YOUR TASK:
What is needed here is every line of the records that includes "Layer".

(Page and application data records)
*** Begin section ***
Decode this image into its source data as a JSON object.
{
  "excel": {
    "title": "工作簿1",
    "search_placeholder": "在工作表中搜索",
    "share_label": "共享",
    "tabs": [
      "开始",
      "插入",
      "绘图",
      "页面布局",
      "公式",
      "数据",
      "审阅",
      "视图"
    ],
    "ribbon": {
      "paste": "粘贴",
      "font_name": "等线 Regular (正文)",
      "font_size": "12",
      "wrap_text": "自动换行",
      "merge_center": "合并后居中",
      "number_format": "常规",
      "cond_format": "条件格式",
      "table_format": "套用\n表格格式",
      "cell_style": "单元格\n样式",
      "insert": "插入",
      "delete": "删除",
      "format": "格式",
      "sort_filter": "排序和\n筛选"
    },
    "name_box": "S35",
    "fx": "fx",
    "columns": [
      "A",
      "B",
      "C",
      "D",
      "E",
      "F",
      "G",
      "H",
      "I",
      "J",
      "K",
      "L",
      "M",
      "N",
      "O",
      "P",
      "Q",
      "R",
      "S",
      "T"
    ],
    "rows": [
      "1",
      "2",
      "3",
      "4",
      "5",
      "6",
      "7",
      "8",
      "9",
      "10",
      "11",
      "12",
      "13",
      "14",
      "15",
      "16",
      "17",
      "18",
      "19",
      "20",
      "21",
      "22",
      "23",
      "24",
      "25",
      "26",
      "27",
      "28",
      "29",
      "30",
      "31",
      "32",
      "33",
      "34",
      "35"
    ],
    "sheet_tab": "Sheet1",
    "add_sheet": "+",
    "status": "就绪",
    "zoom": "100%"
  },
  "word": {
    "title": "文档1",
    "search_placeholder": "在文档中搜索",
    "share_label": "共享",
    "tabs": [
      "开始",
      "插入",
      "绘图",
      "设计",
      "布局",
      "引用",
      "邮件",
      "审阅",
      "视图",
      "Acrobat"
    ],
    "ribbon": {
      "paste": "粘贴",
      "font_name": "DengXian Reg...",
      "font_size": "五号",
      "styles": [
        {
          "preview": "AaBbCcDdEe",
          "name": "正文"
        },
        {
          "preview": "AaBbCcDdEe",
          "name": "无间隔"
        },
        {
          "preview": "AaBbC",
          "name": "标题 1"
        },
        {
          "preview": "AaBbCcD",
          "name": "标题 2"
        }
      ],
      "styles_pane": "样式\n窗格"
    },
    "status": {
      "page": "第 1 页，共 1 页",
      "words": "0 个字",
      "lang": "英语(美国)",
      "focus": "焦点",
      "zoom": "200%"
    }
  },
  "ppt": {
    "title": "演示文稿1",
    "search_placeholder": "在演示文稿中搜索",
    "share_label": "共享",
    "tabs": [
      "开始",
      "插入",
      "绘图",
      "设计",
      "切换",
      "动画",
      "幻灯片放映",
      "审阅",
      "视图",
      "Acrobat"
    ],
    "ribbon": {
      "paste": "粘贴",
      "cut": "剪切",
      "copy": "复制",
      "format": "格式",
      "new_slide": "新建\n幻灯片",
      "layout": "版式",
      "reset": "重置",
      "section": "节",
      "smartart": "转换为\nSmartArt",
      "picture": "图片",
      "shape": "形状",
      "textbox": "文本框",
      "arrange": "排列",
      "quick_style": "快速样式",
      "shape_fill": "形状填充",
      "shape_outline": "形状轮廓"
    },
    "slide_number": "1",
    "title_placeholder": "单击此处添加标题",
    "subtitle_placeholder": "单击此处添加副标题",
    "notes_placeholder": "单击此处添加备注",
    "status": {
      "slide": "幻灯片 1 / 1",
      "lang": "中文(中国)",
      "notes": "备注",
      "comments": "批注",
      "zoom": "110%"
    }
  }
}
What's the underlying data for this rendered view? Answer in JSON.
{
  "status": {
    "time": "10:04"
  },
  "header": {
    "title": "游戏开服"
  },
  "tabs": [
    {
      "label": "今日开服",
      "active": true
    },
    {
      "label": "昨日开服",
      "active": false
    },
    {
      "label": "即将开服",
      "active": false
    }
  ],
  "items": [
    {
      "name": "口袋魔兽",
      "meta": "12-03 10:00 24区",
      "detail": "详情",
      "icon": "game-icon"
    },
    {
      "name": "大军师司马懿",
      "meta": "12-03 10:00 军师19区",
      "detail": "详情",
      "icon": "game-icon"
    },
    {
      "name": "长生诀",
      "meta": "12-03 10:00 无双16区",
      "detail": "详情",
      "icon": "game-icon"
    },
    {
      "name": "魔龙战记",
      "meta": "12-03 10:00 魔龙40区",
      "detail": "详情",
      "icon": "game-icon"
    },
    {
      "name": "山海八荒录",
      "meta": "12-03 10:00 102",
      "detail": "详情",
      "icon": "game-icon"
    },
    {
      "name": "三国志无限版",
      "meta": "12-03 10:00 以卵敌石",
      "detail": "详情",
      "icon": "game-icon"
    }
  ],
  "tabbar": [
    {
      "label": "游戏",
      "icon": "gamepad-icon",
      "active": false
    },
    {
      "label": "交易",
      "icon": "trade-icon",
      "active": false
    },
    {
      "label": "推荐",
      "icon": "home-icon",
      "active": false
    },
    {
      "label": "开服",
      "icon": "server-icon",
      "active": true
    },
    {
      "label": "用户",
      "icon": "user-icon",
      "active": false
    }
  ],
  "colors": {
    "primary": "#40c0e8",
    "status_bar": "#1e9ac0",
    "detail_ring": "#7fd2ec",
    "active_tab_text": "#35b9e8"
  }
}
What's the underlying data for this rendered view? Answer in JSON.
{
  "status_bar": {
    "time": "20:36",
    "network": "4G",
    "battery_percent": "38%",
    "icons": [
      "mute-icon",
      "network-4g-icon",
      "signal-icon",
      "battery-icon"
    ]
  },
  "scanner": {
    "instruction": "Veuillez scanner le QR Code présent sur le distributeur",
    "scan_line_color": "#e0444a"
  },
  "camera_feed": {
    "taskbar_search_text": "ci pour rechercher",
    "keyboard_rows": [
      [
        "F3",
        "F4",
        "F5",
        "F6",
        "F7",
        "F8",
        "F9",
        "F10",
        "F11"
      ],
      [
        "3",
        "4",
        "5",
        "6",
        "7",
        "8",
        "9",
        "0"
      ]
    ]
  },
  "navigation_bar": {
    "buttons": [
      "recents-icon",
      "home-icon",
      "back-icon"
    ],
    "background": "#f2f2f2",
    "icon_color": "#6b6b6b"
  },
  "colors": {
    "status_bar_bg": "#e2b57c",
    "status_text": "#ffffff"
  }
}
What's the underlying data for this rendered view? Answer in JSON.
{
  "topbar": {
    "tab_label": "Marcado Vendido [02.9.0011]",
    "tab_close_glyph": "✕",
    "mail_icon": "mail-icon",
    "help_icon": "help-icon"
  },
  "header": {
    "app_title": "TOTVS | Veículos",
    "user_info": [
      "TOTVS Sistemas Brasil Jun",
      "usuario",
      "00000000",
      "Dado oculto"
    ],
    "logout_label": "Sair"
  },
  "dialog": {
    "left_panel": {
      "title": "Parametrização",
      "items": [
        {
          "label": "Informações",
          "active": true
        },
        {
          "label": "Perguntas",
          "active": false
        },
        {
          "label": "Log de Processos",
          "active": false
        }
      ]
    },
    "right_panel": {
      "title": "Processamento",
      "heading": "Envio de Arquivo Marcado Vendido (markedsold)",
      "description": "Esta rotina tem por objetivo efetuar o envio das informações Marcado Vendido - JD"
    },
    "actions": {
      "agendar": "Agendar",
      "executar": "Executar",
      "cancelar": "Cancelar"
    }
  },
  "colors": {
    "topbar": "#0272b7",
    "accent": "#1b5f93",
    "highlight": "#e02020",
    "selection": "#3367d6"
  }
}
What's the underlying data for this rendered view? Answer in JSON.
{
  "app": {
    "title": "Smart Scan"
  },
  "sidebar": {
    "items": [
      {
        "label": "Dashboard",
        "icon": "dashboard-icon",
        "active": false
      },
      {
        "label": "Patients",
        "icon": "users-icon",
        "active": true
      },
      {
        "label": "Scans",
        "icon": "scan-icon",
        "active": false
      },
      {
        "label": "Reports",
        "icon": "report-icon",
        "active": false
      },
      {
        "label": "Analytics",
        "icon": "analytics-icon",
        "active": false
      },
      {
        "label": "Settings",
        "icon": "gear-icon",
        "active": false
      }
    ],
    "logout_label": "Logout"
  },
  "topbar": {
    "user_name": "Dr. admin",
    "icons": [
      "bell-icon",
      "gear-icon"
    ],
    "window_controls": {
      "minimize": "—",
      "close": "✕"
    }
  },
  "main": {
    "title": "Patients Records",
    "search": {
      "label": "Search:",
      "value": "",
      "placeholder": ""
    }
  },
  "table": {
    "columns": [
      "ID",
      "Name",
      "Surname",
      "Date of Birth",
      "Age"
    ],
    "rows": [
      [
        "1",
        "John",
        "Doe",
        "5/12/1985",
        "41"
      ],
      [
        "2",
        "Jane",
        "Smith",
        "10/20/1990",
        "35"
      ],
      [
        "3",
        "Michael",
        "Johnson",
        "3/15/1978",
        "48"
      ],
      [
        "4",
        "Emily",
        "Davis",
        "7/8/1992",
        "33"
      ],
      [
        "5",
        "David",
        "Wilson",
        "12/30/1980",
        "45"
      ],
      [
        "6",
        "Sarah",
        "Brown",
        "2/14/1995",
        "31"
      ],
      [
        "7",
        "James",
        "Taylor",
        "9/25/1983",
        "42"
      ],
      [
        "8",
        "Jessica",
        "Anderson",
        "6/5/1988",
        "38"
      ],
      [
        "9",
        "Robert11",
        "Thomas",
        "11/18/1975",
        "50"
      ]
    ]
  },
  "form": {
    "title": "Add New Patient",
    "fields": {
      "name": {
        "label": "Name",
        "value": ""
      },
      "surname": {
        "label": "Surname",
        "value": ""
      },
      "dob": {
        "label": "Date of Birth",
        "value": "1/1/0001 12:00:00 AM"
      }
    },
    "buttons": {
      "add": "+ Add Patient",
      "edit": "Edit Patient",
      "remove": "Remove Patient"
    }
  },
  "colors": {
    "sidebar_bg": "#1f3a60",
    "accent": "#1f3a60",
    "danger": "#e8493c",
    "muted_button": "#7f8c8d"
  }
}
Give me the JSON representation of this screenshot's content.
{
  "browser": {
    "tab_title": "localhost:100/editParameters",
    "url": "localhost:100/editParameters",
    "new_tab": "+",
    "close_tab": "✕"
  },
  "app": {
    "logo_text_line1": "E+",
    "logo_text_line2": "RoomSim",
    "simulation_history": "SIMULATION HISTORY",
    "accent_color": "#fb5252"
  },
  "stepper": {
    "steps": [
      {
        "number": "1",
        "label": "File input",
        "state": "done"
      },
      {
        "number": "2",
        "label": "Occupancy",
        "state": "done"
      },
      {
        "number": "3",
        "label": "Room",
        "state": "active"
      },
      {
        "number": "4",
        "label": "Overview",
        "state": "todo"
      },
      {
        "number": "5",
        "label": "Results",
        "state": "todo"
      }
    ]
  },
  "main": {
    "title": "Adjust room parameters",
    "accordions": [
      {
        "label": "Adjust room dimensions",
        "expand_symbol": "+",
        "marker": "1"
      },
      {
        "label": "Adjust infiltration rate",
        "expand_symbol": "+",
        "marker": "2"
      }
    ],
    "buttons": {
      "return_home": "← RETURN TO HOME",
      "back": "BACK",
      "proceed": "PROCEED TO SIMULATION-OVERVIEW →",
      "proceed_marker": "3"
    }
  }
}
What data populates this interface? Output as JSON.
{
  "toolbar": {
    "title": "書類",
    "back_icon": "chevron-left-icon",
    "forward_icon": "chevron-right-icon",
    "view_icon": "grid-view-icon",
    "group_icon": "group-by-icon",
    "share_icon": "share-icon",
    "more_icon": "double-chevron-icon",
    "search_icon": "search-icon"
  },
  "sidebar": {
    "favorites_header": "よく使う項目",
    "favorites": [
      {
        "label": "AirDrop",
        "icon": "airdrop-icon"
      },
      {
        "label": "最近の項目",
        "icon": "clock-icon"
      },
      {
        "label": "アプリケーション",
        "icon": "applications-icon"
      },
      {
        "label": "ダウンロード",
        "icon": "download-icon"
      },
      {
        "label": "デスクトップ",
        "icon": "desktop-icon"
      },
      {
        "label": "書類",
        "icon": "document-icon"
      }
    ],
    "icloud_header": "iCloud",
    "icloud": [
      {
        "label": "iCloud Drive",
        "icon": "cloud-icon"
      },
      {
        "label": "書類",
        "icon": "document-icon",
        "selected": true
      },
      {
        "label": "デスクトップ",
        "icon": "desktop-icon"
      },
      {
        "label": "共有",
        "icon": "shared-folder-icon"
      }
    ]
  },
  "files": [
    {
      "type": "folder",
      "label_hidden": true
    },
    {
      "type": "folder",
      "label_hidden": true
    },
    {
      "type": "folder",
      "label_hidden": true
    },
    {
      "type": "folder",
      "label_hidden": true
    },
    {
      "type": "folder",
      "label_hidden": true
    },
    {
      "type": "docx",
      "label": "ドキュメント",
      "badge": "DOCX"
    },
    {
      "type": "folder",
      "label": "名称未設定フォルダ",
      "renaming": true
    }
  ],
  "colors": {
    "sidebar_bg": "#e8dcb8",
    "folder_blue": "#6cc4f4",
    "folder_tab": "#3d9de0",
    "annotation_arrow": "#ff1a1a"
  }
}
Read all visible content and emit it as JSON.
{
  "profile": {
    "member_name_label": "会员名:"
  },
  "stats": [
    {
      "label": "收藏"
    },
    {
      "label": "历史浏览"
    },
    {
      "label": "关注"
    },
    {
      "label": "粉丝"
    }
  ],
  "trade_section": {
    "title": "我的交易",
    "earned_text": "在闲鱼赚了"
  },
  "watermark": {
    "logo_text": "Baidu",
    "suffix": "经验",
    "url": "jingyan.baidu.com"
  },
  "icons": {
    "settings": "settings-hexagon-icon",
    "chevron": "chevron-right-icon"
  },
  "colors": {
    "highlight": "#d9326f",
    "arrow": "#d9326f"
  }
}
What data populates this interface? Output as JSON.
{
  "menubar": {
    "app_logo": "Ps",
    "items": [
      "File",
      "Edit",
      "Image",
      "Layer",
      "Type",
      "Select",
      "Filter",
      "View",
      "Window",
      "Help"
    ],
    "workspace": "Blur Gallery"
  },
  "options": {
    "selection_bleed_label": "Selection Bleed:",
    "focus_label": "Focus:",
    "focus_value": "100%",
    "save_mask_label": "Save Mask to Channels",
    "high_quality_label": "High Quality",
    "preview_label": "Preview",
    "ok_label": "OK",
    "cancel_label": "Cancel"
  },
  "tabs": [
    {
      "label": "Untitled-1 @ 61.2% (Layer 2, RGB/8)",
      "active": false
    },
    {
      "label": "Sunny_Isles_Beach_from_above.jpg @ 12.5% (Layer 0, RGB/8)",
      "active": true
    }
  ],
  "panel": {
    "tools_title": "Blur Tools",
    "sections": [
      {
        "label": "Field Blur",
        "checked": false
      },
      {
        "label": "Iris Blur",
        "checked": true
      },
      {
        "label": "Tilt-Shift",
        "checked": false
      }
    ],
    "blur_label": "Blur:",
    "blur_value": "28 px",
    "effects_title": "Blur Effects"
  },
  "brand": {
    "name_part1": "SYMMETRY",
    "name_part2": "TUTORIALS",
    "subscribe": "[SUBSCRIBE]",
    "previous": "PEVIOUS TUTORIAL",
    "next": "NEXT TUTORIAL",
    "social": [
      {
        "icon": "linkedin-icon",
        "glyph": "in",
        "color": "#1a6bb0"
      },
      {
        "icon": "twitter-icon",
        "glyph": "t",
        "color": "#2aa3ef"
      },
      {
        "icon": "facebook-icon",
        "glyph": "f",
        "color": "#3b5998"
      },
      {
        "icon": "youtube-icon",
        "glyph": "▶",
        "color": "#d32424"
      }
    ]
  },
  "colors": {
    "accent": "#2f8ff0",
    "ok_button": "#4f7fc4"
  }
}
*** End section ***
OUTPUT BELOW:
      "Layer",
      "label": "Untitled-1 @ 61.2% (Layer 2, RGB/8)",
      "label": "Sunny_Isles_Beach_from_above.jpg @ 12.5% (Layer 0, RGB/8)",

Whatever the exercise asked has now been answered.